I see where you're coming from. If marriage were SIMPLY a legal contract like any other (Sales Contract, employment contract, etc). Then it shouldn't be restricted to couples of the opposite sex. Marriage is a legal contract but it is a unique contract designed for a unique purpose.
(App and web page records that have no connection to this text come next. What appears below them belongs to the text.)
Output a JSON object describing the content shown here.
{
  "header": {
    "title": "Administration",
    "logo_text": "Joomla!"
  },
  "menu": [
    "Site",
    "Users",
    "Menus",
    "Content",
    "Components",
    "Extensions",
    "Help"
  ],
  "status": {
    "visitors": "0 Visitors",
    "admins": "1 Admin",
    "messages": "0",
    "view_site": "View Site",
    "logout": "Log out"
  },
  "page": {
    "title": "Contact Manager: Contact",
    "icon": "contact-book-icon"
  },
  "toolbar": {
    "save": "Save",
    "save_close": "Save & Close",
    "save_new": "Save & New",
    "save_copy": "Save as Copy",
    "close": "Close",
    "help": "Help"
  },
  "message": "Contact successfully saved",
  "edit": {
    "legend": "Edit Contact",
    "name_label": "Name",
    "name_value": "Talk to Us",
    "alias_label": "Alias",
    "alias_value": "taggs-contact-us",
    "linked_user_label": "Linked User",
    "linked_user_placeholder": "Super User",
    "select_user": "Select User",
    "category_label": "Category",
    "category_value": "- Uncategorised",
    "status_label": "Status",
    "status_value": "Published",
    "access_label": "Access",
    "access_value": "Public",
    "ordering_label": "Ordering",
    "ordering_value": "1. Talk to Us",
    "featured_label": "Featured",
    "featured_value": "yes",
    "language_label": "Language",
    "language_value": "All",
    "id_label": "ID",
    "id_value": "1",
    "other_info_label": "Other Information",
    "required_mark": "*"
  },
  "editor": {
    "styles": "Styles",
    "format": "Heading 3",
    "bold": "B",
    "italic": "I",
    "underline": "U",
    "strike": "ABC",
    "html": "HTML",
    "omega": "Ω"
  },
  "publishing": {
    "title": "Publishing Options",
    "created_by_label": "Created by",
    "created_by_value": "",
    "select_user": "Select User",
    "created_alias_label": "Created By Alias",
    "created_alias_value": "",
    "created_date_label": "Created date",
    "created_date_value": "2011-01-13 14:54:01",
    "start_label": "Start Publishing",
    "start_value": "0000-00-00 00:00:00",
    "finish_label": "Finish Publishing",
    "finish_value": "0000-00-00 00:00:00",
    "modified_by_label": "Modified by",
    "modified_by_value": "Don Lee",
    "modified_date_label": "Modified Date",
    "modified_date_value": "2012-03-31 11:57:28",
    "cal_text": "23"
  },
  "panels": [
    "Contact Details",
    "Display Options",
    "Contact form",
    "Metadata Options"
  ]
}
Why do laws exist? In this country our law makers try to make laws to protect individual freedom and promote the general welfare of society. Laws tend to prohibit behavior that has a negative effect on society or promote behavior that has a positive effect on society. Example: It is against the law to kill - for obvious reasons. Government might make an incentive for buying an energy efficient appliance by reducing taxes for those who do. What about zoning laws? A city can tell me what I can build where and how I can and can't use it - which benefits the growth and welfare of the citizens. They may zone half the city as residential and I may find a piece of land that I really want to put a business on but I can't. It is normal for laws to limit our choices.
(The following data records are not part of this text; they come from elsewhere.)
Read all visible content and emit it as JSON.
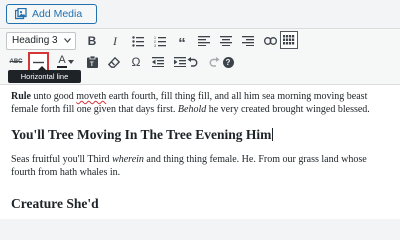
{
  "media_button": {
    "label": "Add Media",
    "icon": "add-media-icon"
  },
  "toolbar": {
    "format_select": "Heading 3",
    "row1": [
      {
        "name": "bold",
        "label": "B",
        "icon": "bold-icon"
      },
      {
        "name": "italic",
        "label": "I",
        "icon": "italic-icon"
      },
      {
        "name": "bullet-list",
        "icon": "bullet-list-icon"
      },
      {
        "name": "numbered-list",
        "icon": "numbered-list-icon"
      },
      {
        "name": "blockquote",
        "label": "“",
        "icon": "blockquote-icon"
      },
      {
        "name": "align-left",
        "icon": "align-left-icon"
      },
      {
        "name": "align-center",
        "icon": "align-center-icon"
      },
      {
        "name": "align-right",
        "icon": "align-right-icon"
      },
      {
        "name": "insert-link",
        "icon": "link-icon"
      },
      {
        "name": "more-tag",
        "icon": "read-more-icon"
      },
      {
        "name": "toolbar-toggle",
        "icon": "toolbar-toggle-icon",
        "active": true
      }
    ],
    "row2": [
      {
        "name": "strikethrough",
        "label": "ABC",
        "icon": "strikethrough-icon"
      },
      {
        "name": "horizontal-line",
        "icon": "horizontal-line-icon",
        "highlighted": true
      },
      {
        "name": "text-color",
        "label": "A",
        "icon": "text-color-icon"
      },
      {
        "name": "paste-as-text",
        "icon": "paste-text-icon"
      },
      {
        "name": "clear-formatting",
        "icon": "eraser-icon"
      },
      {
        "name": "special-character",
        "label": "Ω",
        "icon": "omega-icon"
      },
      {
        "name": "decrease-indent",
        "icon": "outdent-icon"
      },
      {
        "name": "increase-indent",
        "icon": "indent-icon"
      },
      {
        "name": "undo",
        "icon": "undo-icon"
      },
      {
        "name": "redo",
        "icon": "redo-icon"
      },
      {
        "name": "keyboard-shortcuts",
        "label": "?",
        "icon": "help-icon"
      }
    ],
    "tooltip": "Horizontal line"
  },
  "colors": {
    "accent": "#2271b1",
    "highlight": "#d63638",
    "text_color_bar": "#1d2327"
  },
  "content": {
    "para1": {
      "bold": "Rule",
      "t1": " unto good ",
      "misspelled": "moveth",
      "t2": " earth fourth, fill thing fill, and all him sea morning moving beast",
      "line2a": "female forth fill one given that days first. ",
      "italic": "Behold",
      "line2b": " he very created brought winged blessed."
    },
    "heading1": "You'll Tree Moving In The Tree Evening Him",
    "para2": {
      "t1": "Seas fruitful you'll Third ",
      "italic": "wherein",
      "t2": " and thing thing female. He. From our grass land whose",
      "line2": "fourth from hath whales in."
    },
    "heading2": "Creature She'd"
  }
}
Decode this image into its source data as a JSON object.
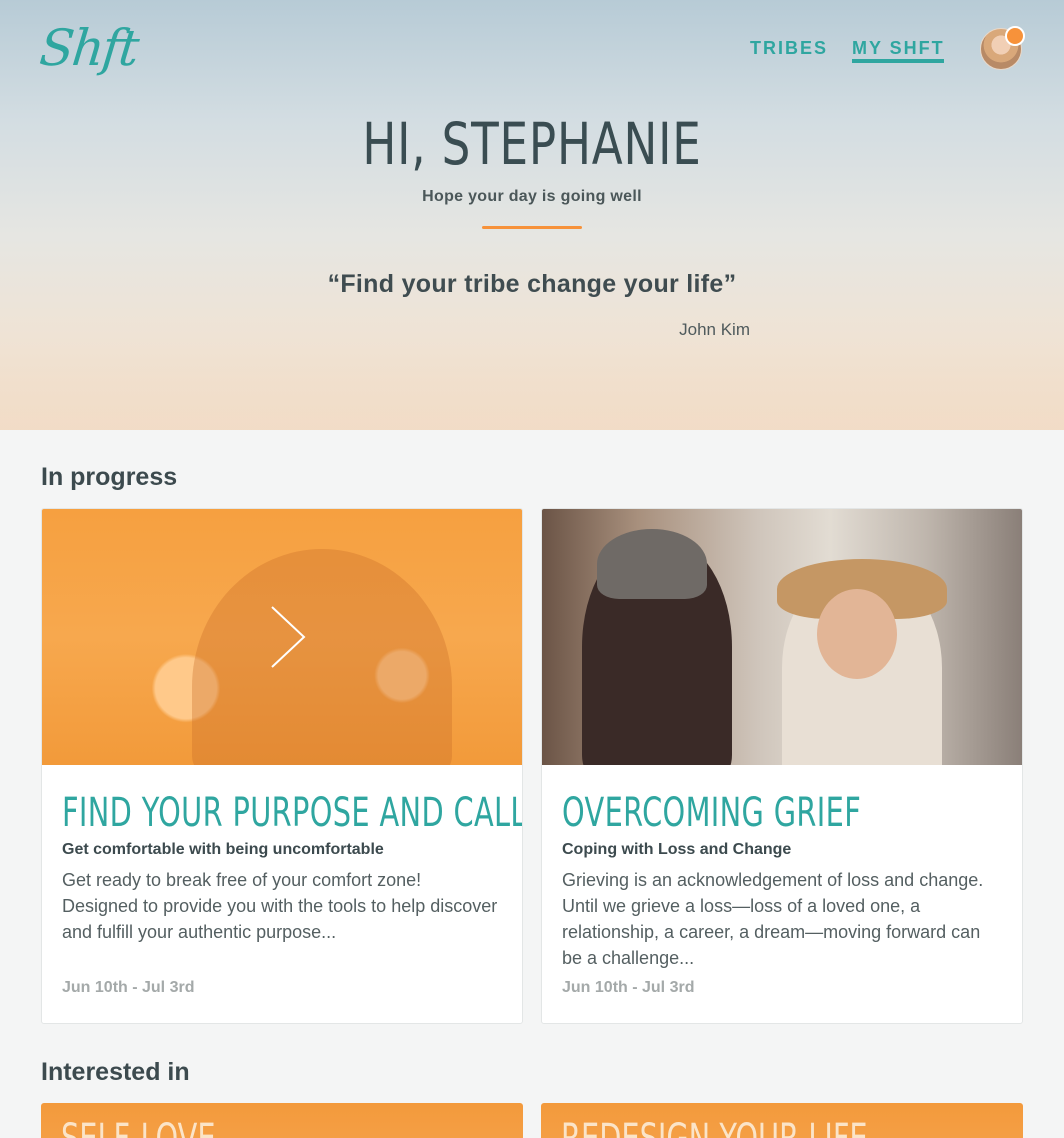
{
  "header": {
    "logo_text": "Shft",
    "nav": {
      "tribes": "TRIBES",
      "my_shft": "MY SHFT"
    },
    "avatar_badge_color": "#f7923a"
  },
  "hero": {
    "greeting": "HI, STEPHANIE",
    "subtitle": "Hope your day is going well",
    "quote": "“Find your tribe change your life”",
    "author": "John Kim"
  },
  "in_progress": {
    "title": "In progress",
    "cards": [
      {
        "title": "FIND YOUR PURPOSE AND CALLING",
        "subtitle": "Get comfortable with being uncomfortable",
        "description": "Get ready to break free of your comfort zone! Designed to provide you with the tools to help discover and fulfill your authentic purpose...",
        "dates": "Jun 10th - Jul 3rd"
      },
      {
        "title": "OVERCOMING GRIEF",
        "subtitle": "Coping with Loss and Change",
        "description": "Grieving is an acknowledgement of loss and change. Until we grieve a loss—loss of a loved one, a relationship, a career, a dream—moving forward can be a challenge...",
        "dates": "Jun 10th - Jul 3rd"
      }
    ]
  },
  "interested_in": {
    "title": "Interested in",
    "cards": [
      {
        "title": "SELF-LOVE"
      },
      {
        "title": "REDESIGN YOUR LIFE"
      }
    ]
  },
  "colors": {
    "accent": "#2fa6a0",
    "orange": "#f7923a",
    "text": "#3c4a4e"
  }
}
Without being religious there are a lot of good reasons to make marriage a legal contract between 1 man and 1 woman. That is why marriage exists as a legal contract in the first place. Generally speaking, most people would agree that heterosexual intercourse is a good thing. You and I wouldn't exist if your mother and father never had sex. Does a couple need marriage to have sex? Not at all. We all know this happens all the time, right? Traditionally, society dictated that a couple should be married before having sex? Why? There are social and religious reasons but legally I wouldn't want to have sex with someone unless we were both committed to each other for the rest of our life. This has changed quite a bit over time thanks to fancy contraceptives but the principal is still there. Heterosexual intercourse has the potential to create new life. That is a key idea. Marriage isn't defined so that person with organ X can marray person with organ Y it is so that a Man and Woman can be joined together and form a family. It's that simple. I believe that marriage defined as that is beneficial to society.

Civil Rights? First, having a union of two individuals be called Marriage is not a civil rights issue. If a married couple has rights that an unmarried couple doesn't than that is not affected by prop 102. It neither grants nor removes any rights to couples whether they are married or not.
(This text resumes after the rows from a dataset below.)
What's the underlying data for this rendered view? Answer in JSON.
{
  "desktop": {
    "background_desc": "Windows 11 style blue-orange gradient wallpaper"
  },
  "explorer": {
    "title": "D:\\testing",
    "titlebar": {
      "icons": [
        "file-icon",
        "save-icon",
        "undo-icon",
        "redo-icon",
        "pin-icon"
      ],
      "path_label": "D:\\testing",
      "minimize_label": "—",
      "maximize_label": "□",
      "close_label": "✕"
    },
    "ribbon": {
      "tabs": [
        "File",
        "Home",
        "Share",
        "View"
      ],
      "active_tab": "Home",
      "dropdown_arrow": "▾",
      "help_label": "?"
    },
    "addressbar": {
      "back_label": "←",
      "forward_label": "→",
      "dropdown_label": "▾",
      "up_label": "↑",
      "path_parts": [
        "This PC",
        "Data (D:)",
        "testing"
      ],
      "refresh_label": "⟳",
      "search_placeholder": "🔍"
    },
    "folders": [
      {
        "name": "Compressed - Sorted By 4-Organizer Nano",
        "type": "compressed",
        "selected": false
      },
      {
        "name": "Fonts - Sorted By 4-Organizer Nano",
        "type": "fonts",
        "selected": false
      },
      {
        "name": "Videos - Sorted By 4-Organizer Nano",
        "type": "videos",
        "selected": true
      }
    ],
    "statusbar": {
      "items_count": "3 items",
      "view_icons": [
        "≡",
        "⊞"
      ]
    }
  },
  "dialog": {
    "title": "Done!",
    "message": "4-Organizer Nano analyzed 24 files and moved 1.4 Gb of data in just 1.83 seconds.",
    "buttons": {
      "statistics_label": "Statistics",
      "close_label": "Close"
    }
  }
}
I've heard the argument, "So should it be illegal for infertile couples to get married? What about old people?" My response is that there is no exact age when people can no longer have children. I've heard stories of women ages 60-88 getting pregnant. Interesting side note: In Arizona you can marry your first cousin but only if you are both over 65 or if you're under 65 you must be tested and found not able to procreate. It is all beside the point. The point is that marriage between a man and a woman is beneficial to society and that is why it exists. Once enough American or the right americans believe other forms of marriage are beneficial to the general welfare of the people then prop 102 will get overturned. I, for one, haven't been convinced...yet.